*** Begin section ***

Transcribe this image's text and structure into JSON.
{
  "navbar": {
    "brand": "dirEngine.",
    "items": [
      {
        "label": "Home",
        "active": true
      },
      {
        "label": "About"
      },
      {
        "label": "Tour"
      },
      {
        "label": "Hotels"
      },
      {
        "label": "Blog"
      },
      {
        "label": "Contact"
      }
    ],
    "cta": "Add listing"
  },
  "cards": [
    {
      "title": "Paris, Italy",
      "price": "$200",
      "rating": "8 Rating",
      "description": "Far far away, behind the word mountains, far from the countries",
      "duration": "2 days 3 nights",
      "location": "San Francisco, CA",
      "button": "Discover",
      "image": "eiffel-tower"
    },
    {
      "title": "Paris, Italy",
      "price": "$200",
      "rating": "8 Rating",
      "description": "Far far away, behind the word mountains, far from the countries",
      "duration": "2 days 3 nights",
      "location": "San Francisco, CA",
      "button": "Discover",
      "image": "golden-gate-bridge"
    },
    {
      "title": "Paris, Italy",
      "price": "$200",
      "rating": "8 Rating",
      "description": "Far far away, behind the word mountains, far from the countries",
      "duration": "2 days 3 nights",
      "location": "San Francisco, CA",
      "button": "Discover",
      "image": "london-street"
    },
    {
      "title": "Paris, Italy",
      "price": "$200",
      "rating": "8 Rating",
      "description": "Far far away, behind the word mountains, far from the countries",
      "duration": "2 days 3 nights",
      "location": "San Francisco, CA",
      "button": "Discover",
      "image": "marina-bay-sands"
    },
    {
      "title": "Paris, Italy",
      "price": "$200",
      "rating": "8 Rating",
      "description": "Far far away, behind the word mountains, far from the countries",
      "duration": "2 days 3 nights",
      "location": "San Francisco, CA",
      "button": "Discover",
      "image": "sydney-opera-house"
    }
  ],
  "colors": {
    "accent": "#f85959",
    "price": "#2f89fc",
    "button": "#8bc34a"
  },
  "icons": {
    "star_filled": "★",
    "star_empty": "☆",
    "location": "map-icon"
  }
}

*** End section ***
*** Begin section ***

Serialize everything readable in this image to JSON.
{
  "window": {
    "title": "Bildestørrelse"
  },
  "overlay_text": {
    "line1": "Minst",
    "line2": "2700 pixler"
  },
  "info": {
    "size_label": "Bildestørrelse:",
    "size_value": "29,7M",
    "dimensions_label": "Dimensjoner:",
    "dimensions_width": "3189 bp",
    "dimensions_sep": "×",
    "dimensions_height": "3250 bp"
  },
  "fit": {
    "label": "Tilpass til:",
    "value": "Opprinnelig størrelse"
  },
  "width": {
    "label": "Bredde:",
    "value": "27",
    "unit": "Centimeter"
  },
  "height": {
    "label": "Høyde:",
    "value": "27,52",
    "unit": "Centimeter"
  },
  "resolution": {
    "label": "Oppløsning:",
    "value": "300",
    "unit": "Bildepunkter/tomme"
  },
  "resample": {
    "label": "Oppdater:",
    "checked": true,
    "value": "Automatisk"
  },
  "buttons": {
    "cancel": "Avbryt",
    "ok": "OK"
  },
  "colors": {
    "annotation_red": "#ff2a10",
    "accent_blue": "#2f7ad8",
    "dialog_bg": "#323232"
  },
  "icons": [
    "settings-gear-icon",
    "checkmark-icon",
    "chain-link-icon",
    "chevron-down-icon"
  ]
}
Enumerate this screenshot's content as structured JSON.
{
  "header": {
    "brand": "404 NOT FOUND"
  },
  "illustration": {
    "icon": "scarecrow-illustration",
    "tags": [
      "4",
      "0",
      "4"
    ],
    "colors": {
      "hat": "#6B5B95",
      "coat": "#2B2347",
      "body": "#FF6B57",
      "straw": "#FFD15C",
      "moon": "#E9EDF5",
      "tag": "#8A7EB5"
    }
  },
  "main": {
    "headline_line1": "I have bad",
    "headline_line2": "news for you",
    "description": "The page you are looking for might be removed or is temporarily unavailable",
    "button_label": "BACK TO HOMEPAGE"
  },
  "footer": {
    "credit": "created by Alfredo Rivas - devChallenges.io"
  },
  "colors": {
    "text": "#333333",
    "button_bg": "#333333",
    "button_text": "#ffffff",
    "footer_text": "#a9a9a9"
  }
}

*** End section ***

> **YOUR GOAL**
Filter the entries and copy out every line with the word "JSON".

> **RESPONSE**
Transcribe this image's text and structure into JSON.
Serialize everything readable in this image to JSON.
Enumerate this screenshot's content as structured JSON.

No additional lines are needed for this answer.